Task description: For each record below, output its text exactly and skip any picture.

Dataset excerpts:
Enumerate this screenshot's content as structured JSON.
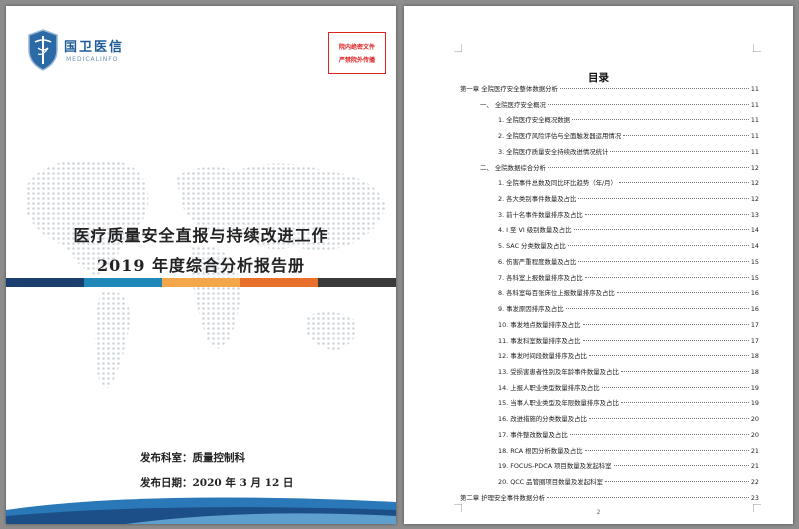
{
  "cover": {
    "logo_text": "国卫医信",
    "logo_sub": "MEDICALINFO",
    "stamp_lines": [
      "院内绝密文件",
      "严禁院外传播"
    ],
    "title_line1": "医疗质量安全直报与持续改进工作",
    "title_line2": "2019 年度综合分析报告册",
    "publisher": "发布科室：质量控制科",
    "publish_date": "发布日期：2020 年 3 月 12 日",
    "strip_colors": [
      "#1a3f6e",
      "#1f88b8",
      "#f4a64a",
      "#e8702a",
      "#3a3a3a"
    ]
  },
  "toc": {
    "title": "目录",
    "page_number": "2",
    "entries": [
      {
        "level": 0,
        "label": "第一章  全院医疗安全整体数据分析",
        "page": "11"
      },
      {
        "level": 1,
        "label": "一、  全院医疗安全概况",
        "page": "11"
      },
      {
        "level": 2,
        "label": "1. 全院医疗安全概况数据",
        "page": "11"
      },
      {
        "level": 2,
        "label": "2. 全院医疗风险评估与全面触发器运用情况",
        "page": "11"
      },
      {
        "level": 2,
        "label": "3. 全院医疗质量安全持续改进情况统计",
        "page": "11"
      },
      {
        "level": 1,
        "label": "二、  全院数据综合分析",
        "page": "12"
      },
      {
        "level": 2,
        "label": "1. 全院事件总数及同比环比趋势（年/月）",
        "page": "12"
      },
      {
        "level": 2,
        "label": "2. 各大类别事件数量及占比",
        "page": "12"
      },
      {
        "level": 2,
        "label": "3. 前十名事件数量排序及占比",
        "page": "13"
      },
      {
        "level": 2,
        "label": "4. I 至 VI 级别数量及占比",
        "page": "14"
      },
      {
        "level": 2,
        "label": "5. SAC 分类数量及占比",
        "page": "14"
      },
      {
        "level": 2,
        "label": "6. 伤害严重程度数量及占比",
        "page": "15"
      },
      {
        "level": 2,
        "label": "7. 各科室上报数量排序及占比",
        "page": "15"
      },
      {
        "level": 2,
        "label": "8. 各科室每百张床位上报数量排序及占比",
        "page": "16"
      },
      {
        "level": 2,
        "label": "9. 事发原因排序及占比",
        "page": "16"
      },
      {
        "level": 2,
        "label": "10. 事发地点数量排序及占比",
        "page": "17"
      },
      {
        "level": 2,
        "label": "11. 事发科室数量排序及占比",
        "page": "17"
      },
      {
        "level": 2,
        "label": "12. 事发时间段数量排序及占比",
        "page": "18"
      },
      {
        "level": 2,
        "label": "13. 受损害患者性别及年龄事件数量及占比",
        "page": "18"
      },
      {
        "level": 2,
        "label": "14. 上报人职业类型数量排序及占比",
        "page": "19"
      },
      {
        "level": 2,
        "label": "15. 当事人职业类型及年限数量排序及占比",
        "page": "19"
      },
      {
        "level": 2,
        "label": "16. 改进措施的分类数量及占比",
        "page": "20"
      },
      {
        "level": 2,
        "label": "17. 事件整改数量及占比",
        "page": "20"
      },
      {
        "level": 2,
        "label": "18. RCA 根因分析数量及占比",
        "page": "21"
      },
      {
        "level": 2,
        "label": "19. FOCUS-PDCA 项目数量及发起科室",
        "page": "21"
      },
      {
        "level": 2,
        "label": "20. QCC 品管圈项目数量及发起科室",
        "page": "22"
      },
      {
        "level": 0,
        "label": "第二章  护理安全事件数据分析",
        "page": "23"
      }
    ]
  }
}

Result below:
Enumerate this screenshot's content as structured JSON.
{
  "cover": {
    "logo_text": "国卫医信",
    "logo_sub": "MEDICALINFO",
    "stamp_lines": [
      "院内绝密文件",
      "严禁院外传播"
    ],
    "title_line1": "医疗质量安全直报与持续改进工作",
    "title_line2": "2019 年度综合分析报告册",
    "publisher": "发布科室：质量控制科",
    "publish_date": "发布日期：2020 年 3 月 12 日",
    "strip_colors": [
      "#1a3f6e",
      "#1f88b8",
      "#f4a64a",
      "#e8702a",
      "#3a3a3a"
    ]
  },
  "toc": {
    "title": "目录",
    "page_number": "2",
    "entries": [
      {
        "level": 0,
        "label": "第一章  全院医疗安全整体数据分析",
        "page": "11"
      },
      {
        "level": 1,
        "label": "一、  全院医疗安全概况",
        "page": "11"
      },
      {
        "level": 2,
        "label": "1. 全院医疗安全概况数据",
        "page": "11"
      },
      {
        "level": 2,
        "label": "2. 全院医疗风险评估与全面触发器运用情况",
        "page": "11"
      },
      {
        "level": 2,
        "label": "3. 全院医疗质量安全持续改进情况统计",
        "page": "11"
      },
      {
        "level": 1,
        "label": "二、  全院数据综合分析",
        "page": "12"
      },
      {
        "level": 2,
        "label": "1. 全院事件总数及同比环比趋势（年/月）",
        "page": "12"
      },
      {
        "level": 2,
        "label": "2. 各大类别事件数量及占比",
        "page": "12"
      },
      {
        "level": 2,
        "label": "3. 前十名事件数量排序及占比",
        "page": "13"
      },
      {
        "level": 2,
        "label": "4. I 至 VI 级别数量及占比",
        "page": "14"
      },
      {
        "level": 2,
        "label": "5. SAC 分类数量及占比",
        "page": "14"
      },
      {
        "level": 2,
        "label": "6. 伤害严重程度数量及占比",
        "page": "15"
      },
      {
        "level": 2,
        "label": "7. 各科室上报数量排序及占比",
        "page": "15"
      },
      {
        "level": 2,
        "label": "8. 各科室每百张床位上报数量排序及占比",
        "page": "16"
      },
      {
        "level": 2,
        "label": "9. 事发原因排序及占比",
        "page": "16"
      },
      {
        "level": 2,
        "label": "10. 事发地点数量排序及占比",
        "page": "17"
      },
      {
        "level": 2,
        "label": "11. 事发科室数量排序及占比",
        "page": "17"
      },
      {
        "level": 2,
        "label": "12. 事发时间段数量排序及占比",
        "page": "18"
      },
      {
        "level": 2,
        "label": "13. 受损害患者性别及年龄事件数量及占比",
        "page": "18"
      },
      {
        "level": 2,
        "label": "14. 上报人职业类型数量排序及占比",
        "page": "19"
      },
      {
        "level": 2,
        "label": "15. 当事人职业类型及年限数量排序及占比",
        "page": "19"
      },
      {
        "level": 2,
        "label": "16. 改进措施的分类数量及占比",
        "page": "20"
      },
      {
        "level": 2,
        "label": "17. 事件整改数量及占比",
        "page": "20"
      },
      {
        "level": 2,
        "label": "18. RCA 根因分析数量及占比",
        "page": "21"
      },
      {
        "level": 2,
        "label": "19. FOCUS-PDCA 项目数量及发起科室",
        "page": "21"
      },
      {
        "level": 2,
        "label": "20. QCC 品管圈项目数量及发起科室",
        "page": "22"
      },
      {
        "level": 0,
        "label": "第二章  护理安全事件数据分析",
        "page": "23"
      }
    ]
  }
}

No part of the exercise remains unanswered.